### Problem requirements
Keep images out and repeat all data exactly.

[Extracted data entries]
----------------------------------------

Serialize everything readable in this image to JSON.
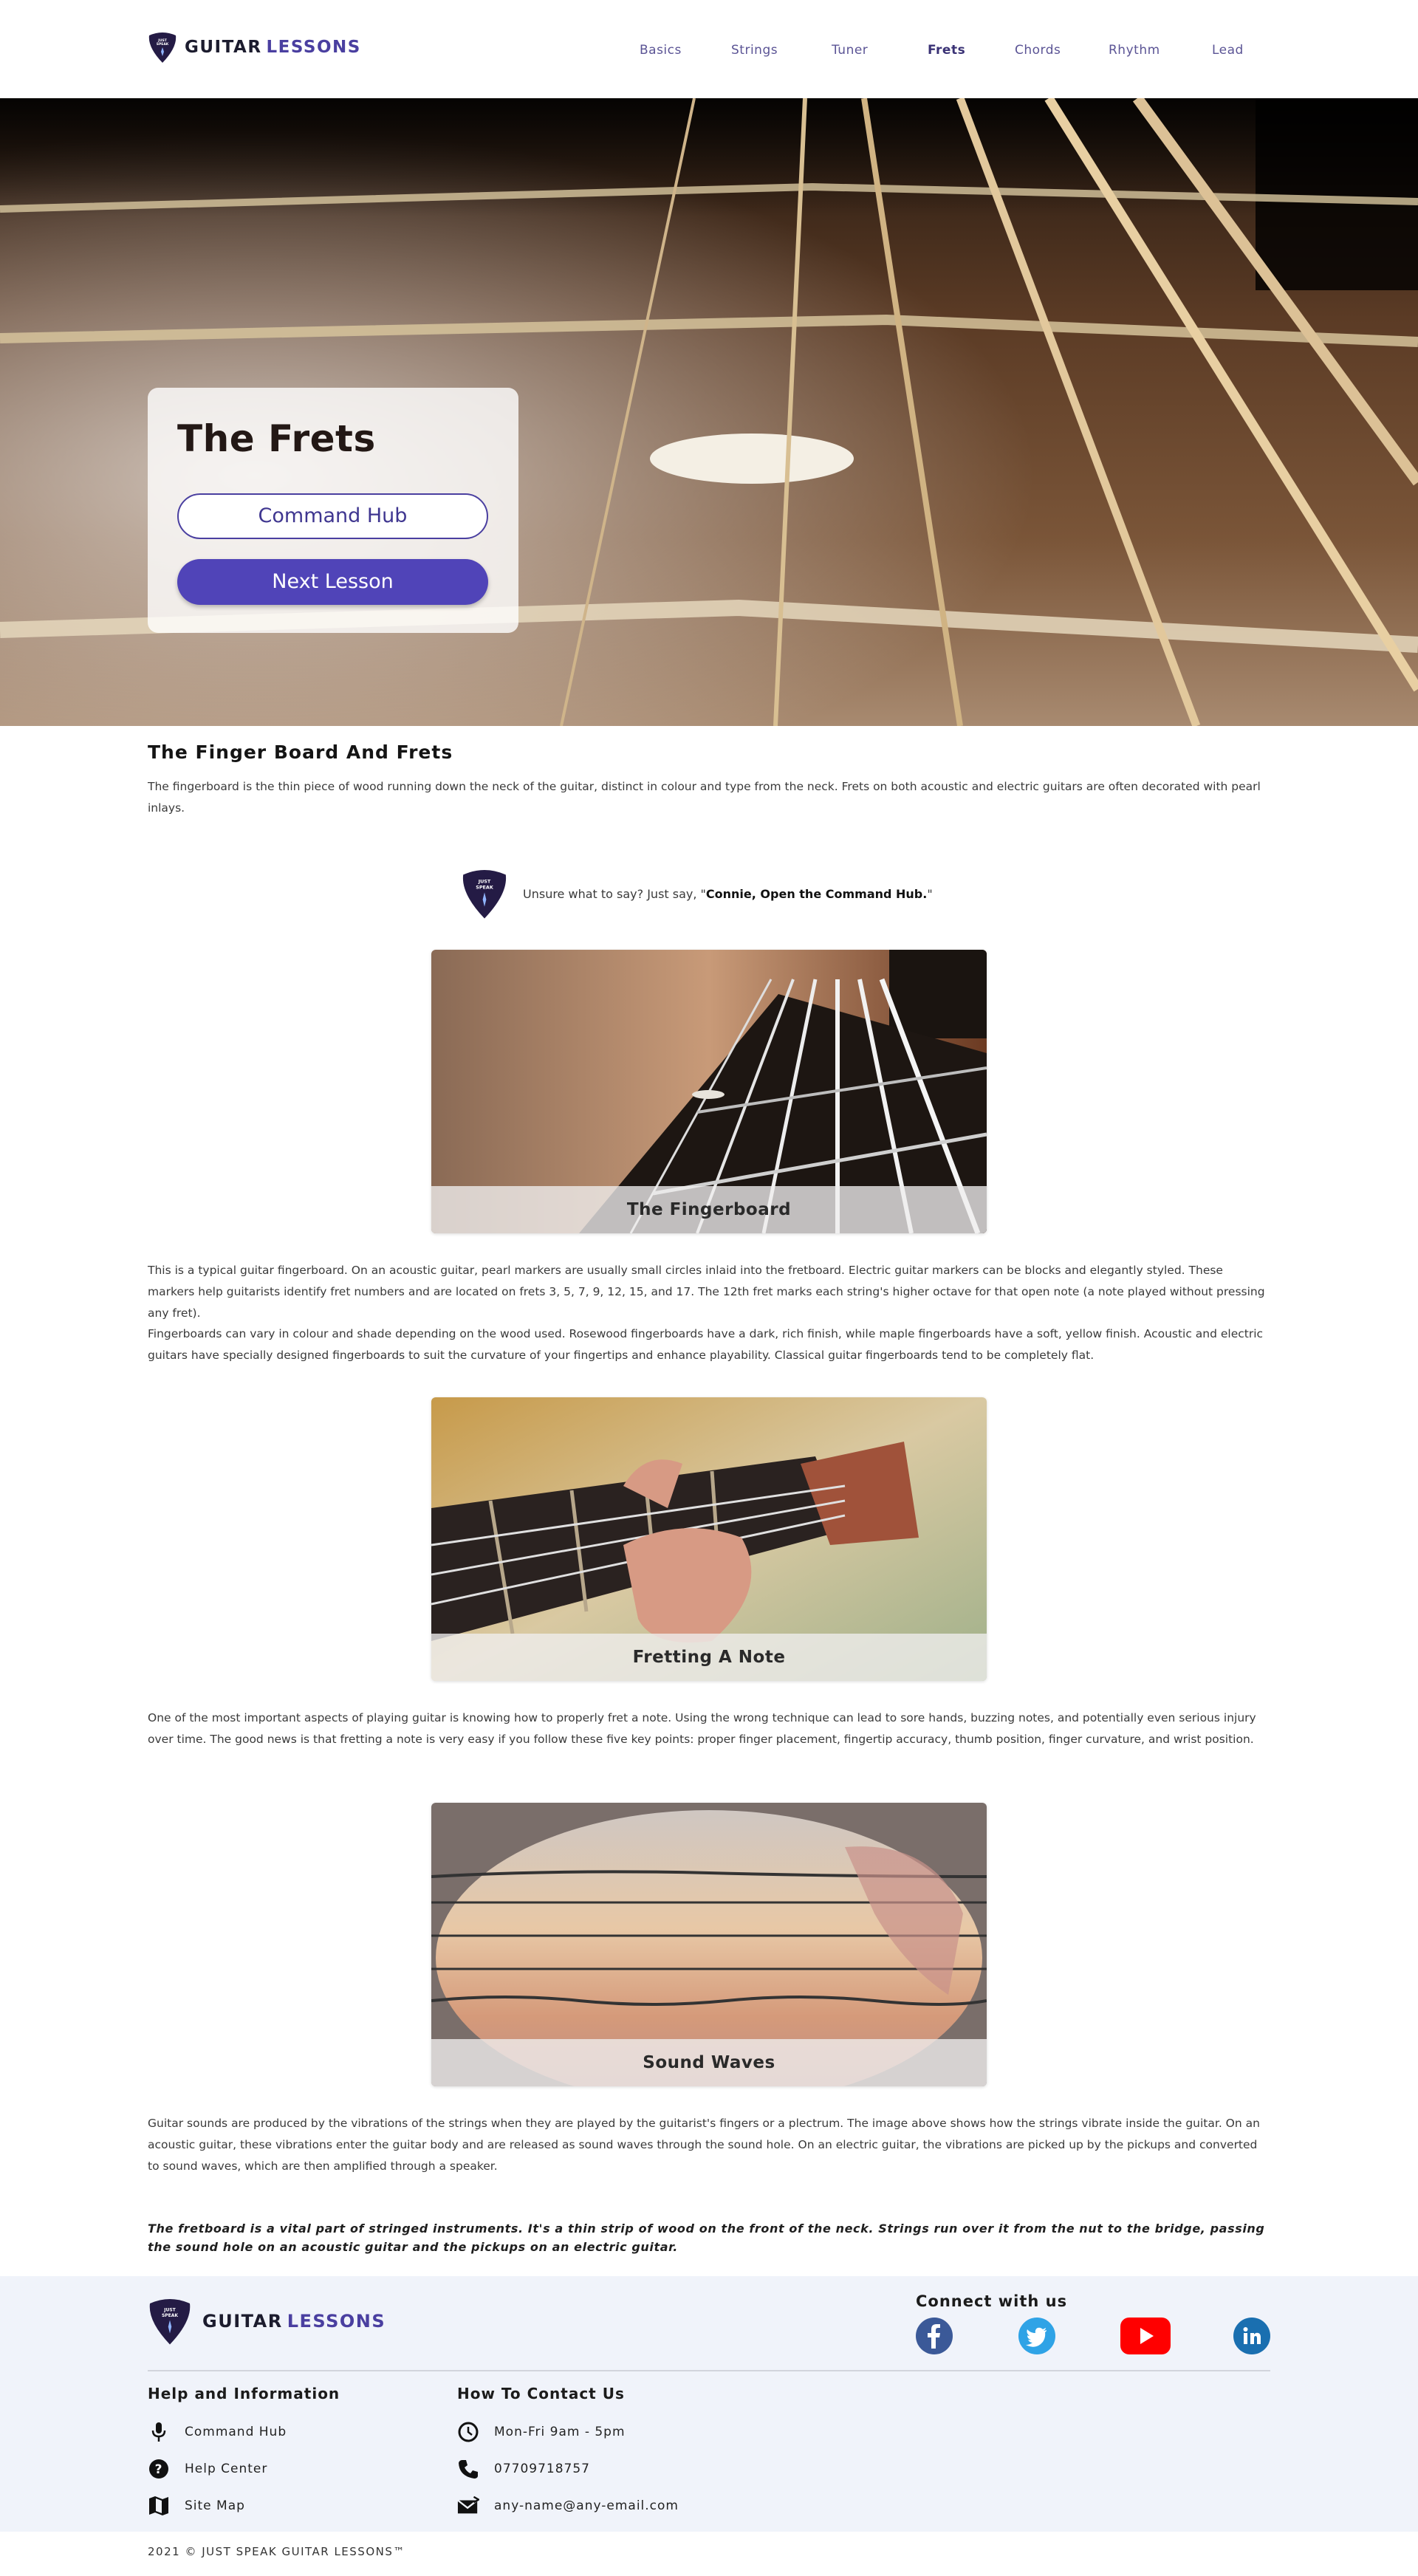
{
  "brand": {
    "name": "GUITAR",
    "accent": "LESSONS",
    "pick_text_top": "JUST",
    "pick_text_bottom": "SPEAK"
  },
  "nav": [
    "Basics",
    "Strings",
    "Tuner",
    "Frets",
    "Chords",
    "Rhythm",
    "Lead"
  ],
  "nav_active": "Frets",
  "hero": {
    "title": "The Frets",
    "command_hub_label": "Command Hub",
    "next_lesson_label": "Next Lesson"
  },
  "intro": {
    "heading": "The Finger Board And Frets",
    "text": "The fingerboard is the thin piece of wood running down the neck of the guitar, distinct in colour and type from the neck. Frets on both acoustic and electric guitars are often decorated with pearl inlays."
  },
  "tip": {
    "prefix": "Unsure what to say? Just say, \"",
    "command": "Connie, Open the Command Hub.",
    "suffix": "\""
  },
  "figures": [
    {
      "caption": "The Fingerboard"
    },
    {
      "caption": "Fretting A Note"
    },
    {
      "caption": "Sound Waves"
    }
  ],
  "paragraphs": {
    "fingerboard_1": "This is a typical guitar fingerboard. On an acoustic guitar, pearl markers are usually small circles inlaid into the fretboard. Electric guitar markers can be blocks and elegantly styled. These markers help guitarists identify fret numbers and are located on frets 3, 5, 7, 9, 12, 15, and 17. The 12th fret marks each string's higher octave for that open note (a note played without pressing any fret).",
    "fingerboard_2": "Fingerboards can vary in colour and shade depending on the wood used. Rosewood fingerboards have a dark, rich finish, while maple fingerboards have a soft, yellow finish. Acoustic and electric guitars have specially designed fingerboards to suit the curvature of your fingertips and enhance playability. Classical guitar fingerboards tend to be completely flat.",
    "fretting": "One of the most important aspects of playing guitar is knowing how to properly fret a note. Using the wrong technique can lead to sore hands, buzzing notes, and potentially even serious injury over time. The good news is that fretting a note is very easy if you follow these five key points: proper finger placement, fingertip accuracy, thumb position, finger curvature, and wrist position.",
    "sound": "Guitar sounds are produced by the vibrations of the strings when they are played by the guitarist's fingers or a plectrum. The image above shows how the strings vibrate inside the guitar. On an acoustic guitar, these vibrations enter the guitar body and are released as sound waves through the sound hole. On an electric guitar, the vibrations are picked up by the pickups and converted to sound waves, which are then amplified through a speaker.",
    "quote": "The fretboard is a vital part of stringed instruments. It's a thin strip of wood on the front of the neck. Strings run over it from the nut to the bridge, passing the sound hole on an acoustic guitar and the pickups on an electric guitar."
  },
  "footer": {
    "connect_title": "Connect with us",
    "social": [
      "facebook-icon",
      "twitter-icon",
      "youtube-icon",
      "linkedin-icon"
    ],
    "help_title": "Help and Information",
    "help_items": [
      "Command Hub",
      "Help Center",
      "Site Map"
    ],
    "contact_title": "How To Contact Us",
    "contact_items": [
      "Mon-Fri 9am - 5pm",
      "07709718757",
      "any-name@any-email.com"
    ],
    "copyright": "2021 © JUST SPEAK GUITAR LESSONS™"
  },
  "colors": {
    "accent": "#4a3fa0",
    "button": "#5044b8",
    "footer_bg": "#f0f3fa",
    "pick": "#241b45"
  }
}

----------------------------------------

### Exercise answer
Serialize everything readable in this image to JSON.
{
  "brand": {
    "name": "GUITAR",
    "accent": "LESSONS",
    "pick_text_top": "JUST",
    "pick_text_bottom": "SPEAK"
  },
  "nav": [
    "Basics",
    "Strings",
    "Tuner",
    "Frets",
    "Chords",
    "Rhythm",
    "Lead"
  ],
  "nav_active": "Frets",
  "hero": {
    "title": "The Frets",
    "command_hub_label": "Command Hub",
    "next_lesson_label": "Next Lesson"
  },
  "intro": {
    "heading": "The Finger Board And Frets",
    "text": "The fingerboard is the thin piece of wood running down the neck of the guitar, distinct in colour and type from the neck. Frets on both acoustic and electric guitars are often decorated with pearl inlays."
  },
  "tip": {
    "prefix": "Unsure what to say? Just say, \"",
    "command": "Connie, Open the Command Hub.",
    "suffix": "\""
  },
  "figures": [
    {
      "caption": "The Fingerboard"
    },
    {
      "caption": "Fretting A Note"
    },
    {
      "caption": "Sound Waves"
    }
  ],
  "paragraphs": {
    "fingerboard_1": "This is a typical guitar fingerboard. On an acoustic guitar, pearl markers are usually small circles inlaid into the fretboard. Electric guitar markers can be blocks and elegantly styled. These markers help guitarists identify fret numbers and are located on frets 3, 5, 7, 9, 12, 15, and 17. The 12th fret marks each string's higher octave for that open note (a note played without pressing any fret).",
    "fingerboard_2": "Fingerboards can vary in colour and shade depending on the wood used. Rosewood fingerboards have a dark, rich finish, while maple fingerboards have a soft, yellow finish. Acoustic and electric guitars have specially designed fingerboards to suit the curvature of your fingertips and enhance playability. Classical guitar fingerboards tend to be completely flat.",
    "fretting": "One of the most important aspects of playing guitar is knowing how to properly fret a note. Using the wrong technique can lead to sore hands, buzzing notes, and potentially even serious injury over time. The good news is that fretting a note is very easy if you follow these five key points: proper finger placement, fingertip accuracy, thumb position, finger curvature, and wrist position.",
    "sound": "Guitar sounds are produced by the vibrations of the strings when they are played by the guitarist's fingers or a plectrum. The image above shows how the strings vibrate inside the guitar. On an acoustic guitar, these vibrations enter the guitar body and are released as sound waves through the sound hole. On an electric guitar, the vibrations are picked up by the pickups and converted to sound waves, which are then amplified through a speaker.",
    "quote": "The fretboard is a vital part of stringed instruments. It's a thin strip of wood on the front of the neck. Strings run over it from the nut to the bridge, passing the sound hole on an acoustic guitar and the pickups on an electric guitar."
  },
  "footer": {
    "connect_title": "Connect with us",
    "social": [
      "facebook-icon",
      "twitter-icon",
      "youtube-icon",
      "linkedin-icon"
    ],
    "help_title": "Help and Information",
    "help_items": [
      "Command Hub",
      "Help Center",
      "Site Map"
    ],
    "contact_title": "How To Contact Us",
    "contact_items": [
      "Mon-Fri 9am - 5pm",
      "07709718757",
      "any-name@any-email.com"
    ],
    "copyright": "2021 © JUST SPEAK GUITAR LESSONS™"
  },
  "colors": {
    "accent": "#4a3fa0",
    "button": "#5044b8",
    "footer_bg": "#f0f3fa",
    "pick": "#241b45"
  }
}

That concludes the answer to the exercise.